Mark Shanahan, Stephen D’Ambrose



by: Carole Di Tosti



How do two artistic geniuses mute their hefty egos and collaborate? How does such teamwork create a kaleidoscopic, visual masterpiece which spins out stunning music in intuitive, glorious symmetry? In the excellent Small World written by Frederick Stroppel, superbly directed by Joe Brancato, we are given a delicious view of how such a marriage of ideas and personalities between two innovators of the twentieth century might have evolved: it doesn’t. It is only after both have passed into the afterlife, that they are they able to put aside their alternating currents of brilliance and enjoy each other’s company to facilely create a work together.

The artists Stroppel lovingly presents are Walt Disney (Mark Shanahan) and Igor Stravinsky (Stephen D’Ambrose). Their exceptional perspectives about the creative process, commercialism, artistic standards (what makes a work of art immutable) are examined in a fantasia of ideas which explode into arguments of point and counterpoint and become melodies in and of themselves. The resulting light comedy Small World about how Disney employs Stravinsky’s music from his ballet ‘The Right of Spring” for the groundbreaking feature animation Fantasia, makes for an enjoyable evening of fun.

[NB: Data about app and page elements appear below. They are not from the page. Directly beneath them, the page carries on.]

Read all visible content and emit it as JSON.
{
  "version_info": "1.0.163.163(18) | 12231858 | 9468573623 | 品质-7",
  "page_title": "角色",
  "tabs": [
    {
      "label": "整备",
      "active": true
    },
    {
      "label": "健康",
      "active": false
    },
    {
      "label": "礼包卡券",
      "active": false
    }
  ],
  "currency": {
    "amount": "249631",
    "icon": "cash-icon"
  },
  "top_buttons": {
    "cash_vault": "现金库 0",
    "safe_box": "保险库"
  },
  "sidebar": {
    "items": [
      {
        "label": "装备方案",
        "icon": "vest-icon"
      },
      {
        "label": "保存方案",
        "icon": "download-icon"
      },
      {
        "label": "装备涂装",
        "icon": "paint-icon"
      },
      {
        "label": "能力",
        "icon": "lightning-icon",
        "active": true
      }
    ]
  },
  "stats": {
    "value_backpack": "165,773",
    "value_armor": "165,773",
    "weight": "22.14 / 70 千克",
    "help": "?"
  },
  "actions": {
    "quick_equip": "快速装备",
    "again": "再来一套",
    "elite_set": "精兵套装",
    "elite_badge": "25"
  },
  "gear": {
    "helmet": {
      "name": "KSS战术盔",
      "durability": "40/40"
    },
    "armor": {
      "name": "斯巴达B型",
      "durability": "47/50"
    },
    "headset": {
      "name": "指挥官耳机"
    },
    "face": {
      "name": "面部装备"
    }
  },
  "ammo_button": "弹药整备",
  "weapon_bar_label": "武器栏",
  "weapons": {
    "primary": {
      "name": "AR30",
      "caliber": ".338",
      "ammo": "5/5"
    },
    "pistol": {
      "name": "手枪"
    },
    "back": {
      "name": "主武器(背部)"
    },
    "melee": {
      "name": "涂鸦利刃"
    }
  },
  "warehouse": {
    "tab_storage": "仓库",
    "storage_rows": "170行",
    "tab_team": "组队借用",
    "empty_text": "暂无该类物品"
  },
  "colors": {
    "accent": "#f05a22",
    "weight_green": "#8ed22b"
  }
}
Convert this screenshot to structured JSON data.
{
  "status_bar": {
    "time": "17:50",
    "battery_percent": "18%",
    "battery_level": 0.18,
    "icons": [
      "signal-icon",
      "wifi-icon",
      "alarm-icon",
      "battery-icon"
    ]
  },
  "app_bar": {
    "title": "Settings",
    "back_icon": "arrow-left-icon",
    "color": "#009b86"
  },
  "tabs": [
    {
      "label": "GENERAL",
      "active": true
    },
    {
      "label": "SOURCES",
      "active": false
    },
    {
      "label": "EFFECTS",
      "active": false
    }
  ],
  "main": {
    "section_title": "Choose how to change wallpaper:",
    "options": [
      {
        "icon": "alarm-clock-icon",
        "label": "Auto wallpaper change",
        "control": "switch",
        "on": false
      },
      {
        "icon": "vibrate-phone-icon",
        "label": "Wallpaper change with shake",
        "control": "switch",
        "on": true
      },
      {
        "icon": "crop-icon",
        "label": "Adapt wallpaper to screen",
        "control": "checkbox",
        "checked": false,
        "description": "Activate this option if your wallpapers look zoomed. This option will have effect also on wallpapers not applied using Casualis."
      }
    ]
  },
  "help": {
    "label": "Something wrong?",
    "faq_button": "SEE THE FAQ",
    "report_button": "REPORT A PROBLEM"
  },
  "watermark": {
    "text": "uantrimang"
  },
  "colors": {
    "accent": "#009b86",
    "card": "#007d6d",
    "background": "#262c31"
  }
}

Disney was introduced to Stravinsky’s “The Rite of Spring” by famed classical conductor Leopold Stokowski who had seen “The Rite of Spring” performed in Europe, fell in love and then some years later conducted it in America. Upon hearing the music in 1938 Disney was enthralled and imagined “The Rite of Spring” to be the striking music to which he would choreograph a number of animated visualizations. One of the most chilling portrays how T-Rex terrorizes a community of dinosaurs then attacks and kills a Stegosaurus who slowly, sadly dies.

From the characters’ heated interactions in Small World, we discover that though Stravinsky’s music was in the “public domain,” Disney paid a small ransom of $6000 (in today’s value $100,596) for its use in the film. Was Stravinsky pleased with his controversial and maverick work (it received boos when it was first performed) being employed as a cartoon feature portraying the evolution of the planet, the clash of titan dinosaurs and their sorrowful extinction?

Well, the production is Stroppel’s humorous take on Stravinsky’s view and the at times volcanic interplay between Disney and Stravinsky. The latter proclaims this monumental imbecility will be a looming failure precisely because it melds high-brow classical pieces (from works by himself, Beethoven, Bach, Schubert, Tchaikovsky, Mussorgsky) with low-brow, silly, animated animals including star performer Mickey Mouse as the sorcerer’s apprentice. Quelle horror! (Stravinsky was finally proven wrong in the late 1960s)

Stoppel reimagines Disney and Stravinsky in conference and confluence as two diametrically opposed forces of nature who cannot be swayed from the intellectual bedrock that grounded them and enabled them to fashion their own topography on the map of 20th century celebrity. Actors Shanahan and D’Ambrose are fine accomplices who adroitly manifest Stoppel’s conflicts and dynamics of characterization.

In Shanahan’s smile, carriage and demeanor we nail down the hope-filled, eternally optimistic innovator of the worldf of animation and paradisal theme parks. We reconnect with well-known details about Disney’s alleged anti-semitism, the sub rosa violence in his cartoons and the rumor that Disney was cryogenically frozen in suspended “animation” so he could be “thawed,” if a cure for cancer was discovered. We also discover more obscure details about his time during WWI when he drew cartoons on his jeep to give hope to the children in war-torn Europe.

D’Ambrose is appropriately fire and ice as Stravinsky, erupting and freezing when Disney crashes his intellect. He takes the “high road” falling back on what we now recognize as the standard argument against commercialism: pure art exists for art’s sake. His notions that to create ineffable art one must bleed, sacrifice and fall into the abyss to produce that which is lasting, are humorously delivered.

The sparks fly, eruptions manifest, embers smolder at the conclusion of the two imagined meetings between Disney and Stravinsky in Small World. After these the men never speak to each other again: Disney dies of cancer, and at 88-years-old Stravinsky joins him. It is in the afterlife during an encounter, they amenably collaborate on another of Stravinsky’s ballets to create a heavenly masterpiece.

Kudos goes to the creative and production teams who made this production a memorable entertainment, from costumes to lighting to the heavenly music.

You can see Small World at 59E59 Theaters (59 E 59 St. NY, NY) until 7 October. For tickets call 212-753-5959 or visit: